Update
John Hewson in his column in the Australian Financial Review (a subscription required) is also calling for:


"....a full-blown, independent and probably judicial inquiry into the government's decision-making process---including the role of intelligences--that to our (Australia's) commitment to war."


We need something more than silence about the role of Government ministers and staffer, or the current spin from the national security state that it was all the fault of the US and UK intelligences services. It is the flawed political machinery of the national security state that needs looking into.

At the moment we only see the odd crack in the edifice. The pressure on those cracks is coming from the disclosures overseas: the flow of information from the UK and the US is feeding into the political institutions.

| Posted by Gary Sauer-Thompson at 11:12 AM | | Comments (1)
Comments

Comments

With the benefit of hindsight, it would seem we in the west had our own Comical Ali(s) during the Iraqi war.

But instead of denial, ours were guilty of far more.

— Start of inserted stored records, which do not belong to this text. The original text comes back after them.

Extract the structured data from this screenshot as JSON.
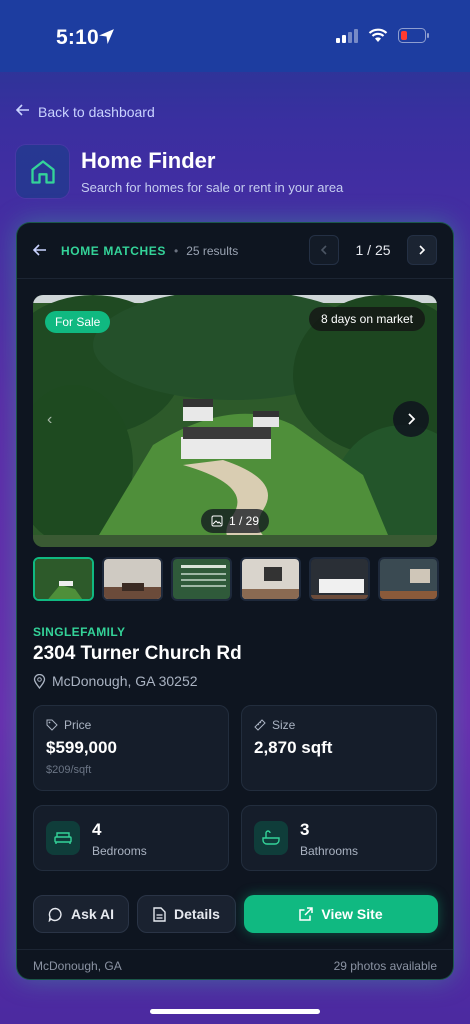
{
  "status_bar": {
    "time": "5:10"
  },
  "nav": {
    "back_label": "Back to dashboard"
  },
  "app": {
    "title": "Home Finder",
    "subtitle": "Search for homes for sale or rent in your area"
  },
  "matches": {
    "label": "HOME MATCHES",
    "separator": "•",
    "count": "25 results",
    "page": "1 / 25"
  },
  "listing": {
    "status_badge": "For Sale",
    "days_on_market": "8 days on market",
    "photo_index": "1 / 29",
    "type": "SINGLEFAMILY",
    "address": "2304 Turner Church Rd",
    "city": "McDonough, GA 30252",
    "price_label": "Price",
    "price": "$599,000",
    "price_per_sqft": "$209/sqft",
    "size_label": "Size",
    "size": "2,870 sqft",
    "bedrooms": "4",
    "bedrooms_label": "Bedrooms",
    "bathrooms": "3",
    "bathrooms_label": "Bathrooms"
  },
  "actions": {
    "ask_ai": "Ask AI",
    "details": "Details",
    "view_site": "View Site"
  },
  "footer": {
    "location": "McDonough, GA",
    "photos": "29 photos available"
  },
  "colors": {
    "accent": "#10b981",
    "accent_text": "#34d399",
    "card_bg": "#0e1520"
  }
}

Maybe the real Ali took his lead from Bush, Howard and Blair and their political stormtroopers in telling outlandish porkies.